Often, there are different models of disability support. For example, their assessment of needs may require harmonisation of different cultural paradigms and (occasionally opposed) medical understanding. Students may access alternative therapists, treatments and equipment, as they are not provided by the national disability or social care system.
Conversely, there is information that international disabled students are also exposed to added problems: misconceptions regarding their learning by their host institution, added vulnerabilities in their process of cultural adjustments, and different academic needs based on their complex identities.
The current understanding is that higher education providers are providing some support for these students. However, and most importantly, there is no information, other than anecdotal, on how this support is being provided.
Many international students come from very contrasting backgrounds, however there is no information about how disability services are dealing with these differences.
In addition, there is a need to evaluate the provision of support to international students for institutional reasons. Higher education providers' internationalisation strategies have coincided with the application of disability equality legislation, and have given the higher education sector in the UK an initial competitive advantage.
This, combined with a slow pace of development of disability provision in the European Union and the elitist education systems in emerging economies (for example India, Brazil, China), has facilitated higher education providers capitalising on their position in the educational market for accessible education. This advantageous position for higher education providers, however, is not stable, because internationalisation is also making UK institutions vulnerable to international fluctuations (the average proportion of international students in the UK is 15% to 25%). As the UK has an approximate 12% share in the international student market in recruitment terms, and is competing with countries such as Australia, USA and Canada, higher education providers are required to monitor developments in different student support areas, the provision for international disabled students being one of them.
This project aims to broaden the evidence base data regarding the support provided to international disabled students in the higher education sector, and to inform policy developments within each institution and within the sector.

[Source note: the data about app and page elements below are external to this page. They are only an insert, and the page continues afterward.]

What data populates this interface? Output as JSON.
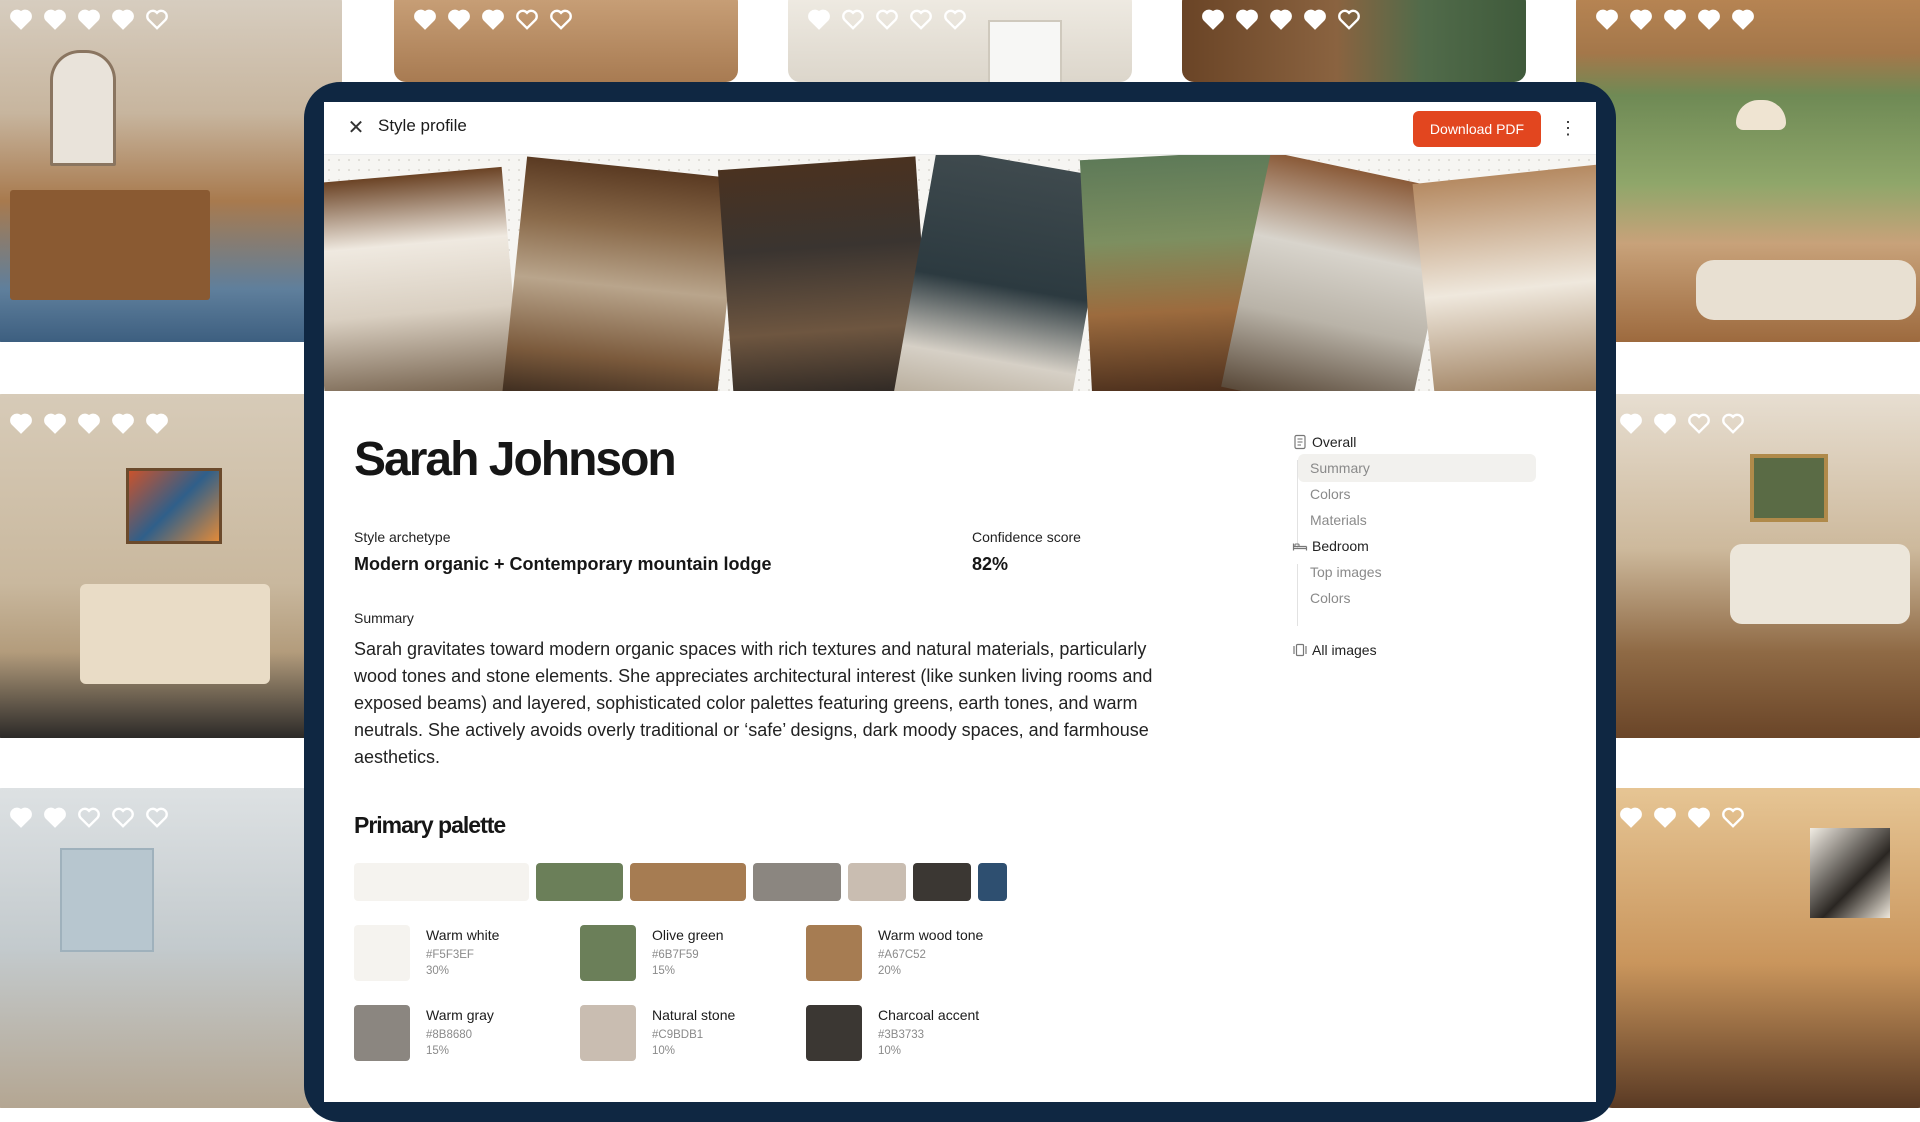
{
  "tiles": [
    {
      "name": "tile-bathroom",
      "hearts": [
        1,
        1,
        1,
        1,
        0
      ],
      "color": "#a87a4e"
    },
    {
      "name": "tile-hall",
      "hearts": [
        1,
        1,
        1,
        0,
        0
      ],
      "color": "#b4885e"
    },
    {
      "name": "tile-bright-room",
      "hearts": [
        1,
        0,
        0,
        0,
        0
      ],
      "color": "#e2ddd2"
    },
    {
      "name": "tile-wood-room",
      "hearts": [
        1,
        1,
        1,
        1,
        0
      ],
      "color": "#7b5232"
    },
    {
      "name": "tile-living-windows",
      "hearts": [
        1,
        1,
        1,
        1,
        1
      ],
      "color": "#9c6d42"
    },
    {
      "name": "tile-bedroom",
      "hearts": [
        1,
        1,
        1,
        1,
        1
      ],
      "color": "#b9a68a"
    },
    {
      "name": "tile-parlor",
      "hearts": [
        1,
        1,
        0,
        0
      ],
      "color": "#8f6a45"
    },
    {
      "name": "tile-kitchen",
      "hearts": [
        1,
        1,
        0,
        0,
        0
      ],
      "color": "#c9cdd0"
    },
    {
      "name": "tile-dining",
      "hearts": [
        1,
        1,
        1,
        0
      ],
      "color": "#c9955c"
    }
  ],
  "modal": {
    "title": "Style profile",
    "close_icon": "close-icon",
    "download_label": "Download PDF",
    "more_icon": "kebab-menu-icon"
  },
  "profile": {
    "name": "Sarah Johnson",
    "archetype_label": "Style archetype",
    "archetype_value": "Modern organic + Contemporary mountain lodge",
    "confidence_label": "Confidence score",
    "confidence_value": "82%",
    "confidence_fraction": 0.82,
    "summary_label": "Summary",
    "summary_text": "Sarah gravitates toward modern organic spaces with rich textures and natural materials, particularly wood tones and stone elements. She appreciates architectural interest (like sunken living rooms and exposed beams) and layered, sophisticated color palettes featuring greens, earth tones, and warm neutrals. She actively avoids overly traditional or ‘safe’ designs, dark moody spaces, and farmhouse aesthetics."
  },
  "palette": {
    "title": "Primary palette",
    "colors": [
      {
        "name": "Warm white",
        "hex": "#F5F3EF",
        "pct": "30%",
        "share": 0.3
      },
      {
        "name": "Olive green",
        "hex": "#6B7F59",
        "pct": "15%",
        "share": 0.15
      },
      {
        "name": "Warm wood tone",
        "hex": "#A67C52",
        "pct": "20%",
        "share": 0.2
      },
      {
        "name": "Warm gray",
        "hex": "#8B8680",
        "pct": "15%",
        "share": 0.15
      },
      {
        "name": "Natural stone",
        "hex": "#C9BDB1",
        "pct": "10%",
        "share": 0.1
      },
      {
        "name": "Charcoal accent",
        "hex": "#3B3733",
        "pct": "10%",
        "share": 0.1
      },
      {
        "hex": "#2E4F70",
        "share": 0.05
      }
    ]
  },
  "nav": {
    "overall": {
      "label": "Overall",
      "icon": "document-icon"
    },
    "overall_items": [
      "Summary",
      "Colors",
      "Materials"
    ],
    "bedroom": {
      "label": "Bedroom",
      "icon": "bed-icon"
    },
    "bedroom_items": [
      "Top images",
      "Colors"
    ],
    "all_images": {
      "label": "All images",
      "icon": "gallery-icon"
    },
    "active": "Summary"
  },
  "colors": {
    "accent": "#E2461F",
    "frame": "#0F2742"
  }
}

The aims of this project are:
The project has the following objectives:
The methodology to be used is a version of Action Research. This approach uses case studies, and the findings are intended to inform future developments concerning support for international disabled students.
The study includes three methods of data collection:
Particular care is required with the handling of disability related data, to comply with the requirements of the Data Protection Act 1998.
The project aims to produce a report on the survey data, interviews and documentation analysis, regarding seven sets of data: